In my own family, the Faulkenberrys were torn between North and South. Sadly, in a battle taking place in their home town of Lone Jack, one brother fought for the Union while two other brothers fought for the Confederacy. Northwest Missouri was hugely pro-South and became a breeding ground for Southern guerrillas.
My third cousin, Leoria (Leo) Jane Shore wrote about another branch of the family (the Shores) feeding the wartime guerrillas in her wonderful book, Ancestors and Descendants of Frederick Shore, Switzerland, 1570 – Surry County, North Carolina, 1750. I am so grateful that I found a copy of the book for sale; I have since run into other Shore researchers who want a copy. This might be one of those cautionary tales: If you find a book about your family, buy it now!
One thing I learned while researching my families in bordering Jackson-Johnson-Lafayette-Cass counties was that my Shore family used to leave food out in their orchard to help feed Quantrill’s Raiders. Quantrill and his men saw themselves as loyal Confederates but the truth is they robbed and murdered under the guise of Southern patriotism. It surprises me that the Shore family helped feed them – and I wonder if that’s a family legend or a family myth. Knowing Leo Jane just a bit (and I’m going back 40 years), I suspect she had first-hand knowledge from her own parents and grandparents.

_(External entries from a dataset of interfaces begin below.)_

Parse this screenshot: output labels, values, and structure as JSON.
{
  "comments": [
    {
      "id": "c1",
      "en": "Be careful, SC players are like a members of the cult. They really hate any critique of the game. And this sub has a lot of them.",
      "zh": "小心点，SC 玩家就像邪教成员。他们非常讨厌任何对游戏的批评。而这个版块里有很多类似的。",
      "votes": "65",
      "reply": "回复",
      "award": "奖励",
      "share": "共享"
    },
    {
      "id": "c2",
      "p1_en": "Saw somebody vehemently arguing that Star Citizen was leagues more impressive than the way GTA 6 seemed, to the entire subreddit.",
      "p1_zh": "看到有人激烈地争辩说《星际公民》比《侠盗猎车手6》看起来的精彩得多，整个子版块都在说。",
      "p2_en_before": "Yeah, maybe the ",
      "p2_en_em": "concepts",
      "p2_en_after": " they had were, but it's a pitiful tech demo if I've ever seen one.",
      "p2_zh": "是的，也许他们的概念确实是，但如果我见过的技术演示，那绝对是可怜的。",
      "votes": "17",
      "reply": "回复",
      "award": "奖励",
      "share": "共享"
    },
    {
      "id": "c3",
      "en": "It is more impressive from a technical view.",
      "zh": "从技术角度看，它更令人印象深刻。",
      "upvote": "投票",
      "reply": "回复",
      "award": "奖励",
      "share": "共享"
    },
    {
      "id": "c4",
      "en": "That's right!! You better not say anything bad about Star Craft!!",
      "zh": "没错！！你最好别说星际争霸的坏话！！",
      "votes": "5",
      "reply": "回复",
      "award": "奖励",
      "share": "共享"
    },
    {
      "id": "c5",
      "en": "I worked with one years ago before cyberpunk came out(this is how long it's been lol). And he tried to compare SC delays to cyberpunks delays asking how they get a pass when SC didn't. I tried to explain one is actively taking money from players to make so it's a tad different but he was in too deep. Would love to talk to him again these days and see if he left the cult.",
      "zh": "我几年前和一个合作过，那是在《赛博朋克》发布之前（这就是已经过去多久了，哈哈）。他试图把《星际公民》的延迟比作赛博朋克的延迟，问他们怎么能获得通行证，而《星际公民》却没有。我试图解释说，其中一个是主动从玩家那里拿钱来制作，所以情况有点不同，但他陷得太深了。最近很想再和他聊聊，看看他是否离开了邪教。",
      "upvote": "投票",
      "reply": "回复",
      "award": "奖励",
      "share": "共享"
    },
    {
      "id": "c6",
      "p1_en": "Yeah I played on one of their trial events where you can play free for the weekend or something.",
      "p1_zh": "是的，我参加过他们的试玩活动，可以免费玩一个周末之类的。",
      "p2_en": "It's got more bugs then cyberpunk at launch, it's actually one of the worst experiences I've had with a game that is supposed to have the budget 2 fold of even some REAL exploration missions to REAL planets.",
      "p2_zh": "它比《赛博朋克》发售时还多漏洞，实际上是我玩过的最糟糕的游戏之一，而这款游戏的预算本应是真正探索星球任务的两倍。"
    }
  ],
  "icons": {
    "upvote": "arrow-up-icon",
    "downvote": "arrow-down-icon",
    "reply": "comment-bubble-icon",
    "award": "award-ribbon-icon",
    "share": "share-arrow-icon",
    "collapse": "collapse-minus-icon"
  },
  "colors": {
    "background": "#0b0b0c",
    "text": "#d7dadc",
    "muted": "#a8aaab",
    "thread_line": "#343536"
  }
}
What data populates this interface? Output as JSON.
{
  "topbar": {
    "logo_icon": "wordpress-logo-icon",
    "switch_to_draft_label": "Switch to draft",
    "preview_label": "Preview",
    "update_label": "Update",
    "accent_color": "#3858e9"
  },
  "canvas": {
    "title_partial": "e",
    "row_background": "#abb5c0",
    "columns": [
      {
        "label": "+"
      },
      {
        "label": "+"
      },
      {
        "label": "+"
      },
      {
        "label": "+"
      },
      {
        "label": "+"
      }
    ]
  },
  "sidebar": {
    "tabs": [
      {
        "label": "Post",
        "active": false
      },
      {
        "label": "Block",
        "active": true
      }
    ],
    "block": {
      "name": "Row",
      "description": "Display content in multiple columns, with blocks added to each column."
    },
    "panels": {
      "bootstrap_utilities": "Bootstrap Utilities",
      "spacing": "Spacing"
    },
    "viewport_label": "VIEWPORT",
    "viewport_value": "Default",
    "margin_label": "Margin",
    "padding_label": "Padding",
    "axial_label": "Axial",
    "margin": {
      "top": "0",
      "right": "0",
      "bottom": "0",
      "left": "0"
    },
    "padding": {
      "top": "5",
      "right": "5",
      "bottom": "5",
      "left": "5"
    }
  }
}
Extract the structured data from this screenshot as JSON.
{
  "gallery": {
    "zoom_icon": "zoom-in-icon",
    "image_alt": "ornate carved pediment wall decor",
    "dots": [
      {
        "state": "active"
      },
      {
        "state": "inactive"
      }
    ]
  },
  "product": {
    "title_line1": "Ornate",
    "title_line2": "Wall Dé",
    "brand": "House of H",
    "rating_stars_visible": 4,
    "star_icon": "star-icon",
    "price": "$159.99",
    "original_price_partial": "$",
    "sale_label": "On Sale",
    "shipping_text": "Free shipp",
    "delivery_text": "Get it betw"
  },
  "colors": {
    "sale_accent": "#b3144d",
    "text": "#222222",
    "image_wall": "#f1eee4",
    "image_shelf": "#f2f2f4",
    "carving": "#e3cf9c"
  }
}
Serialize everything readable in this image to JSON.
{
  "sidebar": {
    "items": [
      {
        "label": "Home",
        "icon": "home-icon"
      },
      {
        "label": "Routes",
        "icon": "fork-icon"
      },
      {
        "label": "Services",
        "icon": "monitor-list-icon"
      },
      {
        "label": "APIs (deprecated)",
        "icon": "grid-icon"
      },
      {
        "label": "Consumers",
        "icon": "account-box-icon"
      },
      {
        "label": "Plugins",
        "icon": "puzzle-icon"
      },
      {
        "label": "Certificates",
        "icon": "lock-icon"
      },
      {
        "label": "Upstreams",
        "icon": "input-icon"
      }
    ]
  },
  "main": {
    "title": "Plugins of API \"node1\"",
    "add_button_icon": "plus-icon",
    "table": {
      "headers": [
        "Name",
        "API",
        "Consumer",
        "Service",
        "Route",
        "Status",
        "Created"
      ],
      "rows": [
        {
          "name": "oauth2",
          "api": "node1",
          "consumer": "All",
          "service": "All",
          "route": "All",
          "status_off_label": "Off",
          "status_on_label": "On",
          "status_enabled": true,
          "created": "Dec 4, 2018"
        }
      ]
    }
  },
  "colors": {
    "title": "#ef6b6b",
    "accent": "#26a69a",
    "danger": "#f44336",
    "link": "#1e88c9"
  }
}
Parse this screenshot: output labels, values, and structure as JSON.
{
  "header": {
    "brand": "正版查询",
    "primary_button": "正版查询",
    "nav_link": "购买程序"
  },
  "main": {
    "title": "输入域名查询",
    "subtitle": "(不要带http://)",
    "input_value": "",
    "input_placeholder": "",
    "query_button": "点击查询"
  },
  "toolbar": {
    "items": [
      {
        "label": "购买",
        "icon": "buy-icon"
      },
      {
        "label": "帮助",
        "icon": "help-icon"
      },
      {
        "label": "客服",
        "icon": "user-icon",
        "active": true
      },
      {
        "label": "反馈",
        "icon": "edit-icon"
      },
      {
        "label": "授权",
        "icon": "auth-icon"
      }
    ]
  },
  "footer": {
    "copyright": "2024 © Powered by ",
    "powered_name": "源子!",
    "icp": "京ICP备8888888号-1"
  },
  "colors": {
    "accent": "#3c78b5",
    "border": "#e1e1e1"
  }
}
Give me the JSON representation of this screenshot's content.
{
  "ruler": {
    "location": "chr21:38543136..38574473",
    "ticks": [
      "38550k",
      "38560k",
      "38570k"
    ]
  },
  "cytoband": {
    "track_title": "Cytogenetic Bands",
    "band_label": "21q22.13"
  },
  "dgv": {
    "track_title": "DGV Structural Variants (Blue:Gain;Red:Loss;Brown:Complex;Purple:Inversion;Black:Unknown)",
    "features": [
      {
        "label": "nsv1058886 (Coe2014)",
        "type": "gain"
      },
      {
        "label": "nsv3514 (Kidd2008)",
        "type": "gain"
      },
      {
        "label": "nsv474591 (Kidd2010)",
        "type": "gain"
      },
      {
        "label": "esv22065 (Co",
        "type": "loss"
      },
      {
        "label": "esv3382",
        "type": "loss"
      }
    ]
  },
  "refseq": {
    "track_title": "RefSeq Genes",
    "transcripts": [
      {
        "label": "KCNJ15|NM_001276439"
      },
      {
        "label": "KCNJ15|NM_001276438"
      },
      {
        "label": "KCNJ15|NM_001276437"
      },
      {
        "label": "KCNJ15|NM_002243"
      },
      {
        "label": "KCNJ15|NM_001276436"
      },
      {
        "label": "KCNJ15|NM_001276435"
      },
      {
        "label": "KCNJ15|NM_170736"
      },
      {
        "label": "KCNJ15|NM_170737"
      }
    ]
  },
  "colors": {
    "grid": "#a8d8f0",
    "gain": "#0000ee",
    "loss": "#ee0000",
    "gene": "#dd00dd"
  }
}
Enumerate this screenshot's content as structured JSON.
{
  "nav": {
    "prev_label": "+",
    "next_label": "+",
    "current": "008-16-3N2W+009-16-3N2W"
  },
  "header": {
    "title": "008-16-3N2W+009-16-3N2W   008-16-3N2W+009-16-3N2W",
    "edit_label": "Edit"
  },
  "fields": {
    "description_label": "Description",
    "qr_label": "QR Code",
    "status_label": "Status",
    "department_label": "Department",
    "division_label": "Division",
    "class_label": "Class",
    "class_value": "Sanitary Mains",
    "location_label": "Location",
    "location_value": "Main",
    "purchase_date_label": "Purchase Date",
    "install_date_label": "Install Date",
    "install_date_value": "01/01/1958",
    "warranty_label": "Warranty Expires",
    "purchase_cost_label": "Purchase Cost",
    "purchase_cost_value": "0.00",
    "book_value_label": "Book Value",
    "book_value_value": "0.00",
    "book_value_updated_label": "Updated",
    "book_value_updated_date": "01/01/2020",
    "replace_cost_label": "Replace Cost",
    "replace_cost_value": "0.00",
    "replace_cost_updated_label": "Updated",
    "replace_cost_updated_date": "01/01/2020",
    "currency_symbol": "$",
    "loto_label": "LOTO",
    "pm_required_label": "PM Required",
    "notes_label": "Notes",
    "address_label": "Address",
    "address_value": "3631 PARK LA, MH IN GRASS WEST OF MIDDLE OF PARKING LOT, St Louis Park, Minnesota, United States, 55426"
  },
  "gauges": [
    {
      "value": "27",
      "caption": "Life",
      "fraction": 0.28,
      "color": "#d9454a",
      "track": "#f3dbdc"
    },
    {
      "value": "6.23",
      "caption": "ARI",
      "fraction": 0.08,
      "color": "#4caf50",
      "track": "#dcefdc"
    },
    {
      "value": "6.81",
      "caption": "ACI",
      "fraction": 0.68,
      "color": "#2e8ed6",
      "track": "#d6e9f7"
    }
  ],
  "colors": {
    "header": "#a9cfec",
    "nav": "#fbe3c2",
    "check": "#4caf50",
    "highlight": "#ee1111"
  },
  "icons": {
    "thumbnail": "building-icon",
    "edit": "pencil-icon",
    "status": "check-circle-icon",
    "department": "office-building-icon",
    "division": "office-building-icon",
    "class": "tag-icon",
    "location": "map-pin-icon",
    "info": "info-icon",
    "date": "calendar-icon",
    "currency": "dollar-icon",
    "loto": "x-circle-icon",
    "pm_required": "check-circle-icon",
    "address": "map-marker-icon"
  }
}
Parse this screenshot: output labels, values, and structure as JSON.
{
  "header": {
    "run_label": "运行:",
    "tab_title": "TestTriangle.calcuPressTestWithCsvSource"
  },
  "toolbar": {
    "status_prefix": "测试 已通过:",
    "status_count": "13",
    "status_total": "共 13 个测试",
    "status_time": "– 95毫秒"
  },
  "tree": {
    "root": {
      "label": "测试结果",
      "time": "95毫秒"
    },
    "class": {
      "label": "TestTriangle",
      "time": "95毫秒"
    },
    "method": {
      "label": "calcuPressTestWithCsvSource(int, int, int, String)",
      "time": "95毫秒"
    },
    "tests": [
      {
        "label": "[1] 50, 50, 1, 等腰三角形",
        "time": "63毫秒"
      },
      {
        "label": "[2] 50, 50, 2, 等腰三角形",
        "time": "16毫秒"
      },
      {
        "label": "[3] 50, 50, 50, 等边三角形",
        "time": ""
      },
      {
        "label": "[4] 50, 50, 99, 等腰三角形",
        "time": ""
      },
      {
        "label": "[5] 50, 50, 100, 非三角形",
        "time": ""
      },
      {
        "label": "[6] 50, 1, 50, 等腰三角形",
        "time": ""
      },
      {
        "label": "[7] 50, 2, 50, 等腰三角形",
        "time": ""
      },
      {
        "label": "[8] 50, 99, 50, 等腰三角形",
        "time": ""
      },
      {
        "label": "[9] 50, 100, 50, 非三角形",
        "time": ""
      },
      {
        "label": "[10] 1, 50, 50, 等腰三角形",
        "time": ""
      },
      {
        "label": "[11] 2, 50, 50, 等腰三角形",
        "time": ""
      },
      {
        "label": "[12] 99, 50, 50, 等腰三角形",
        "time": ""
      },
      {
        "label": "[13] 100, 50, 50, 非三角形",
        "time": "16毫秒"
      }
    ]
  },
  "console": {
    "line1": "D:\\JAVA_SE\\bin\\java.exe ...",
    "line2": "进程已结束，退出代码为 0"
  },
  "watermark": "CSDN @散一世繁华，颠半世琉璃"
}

I had the great good fortune to visit the family cemetery and see the family home across the road. Somewhere – out behind that house – once stood an orchard. And in that orchard was food for Quantrill.
To learn more about Civil War Missouri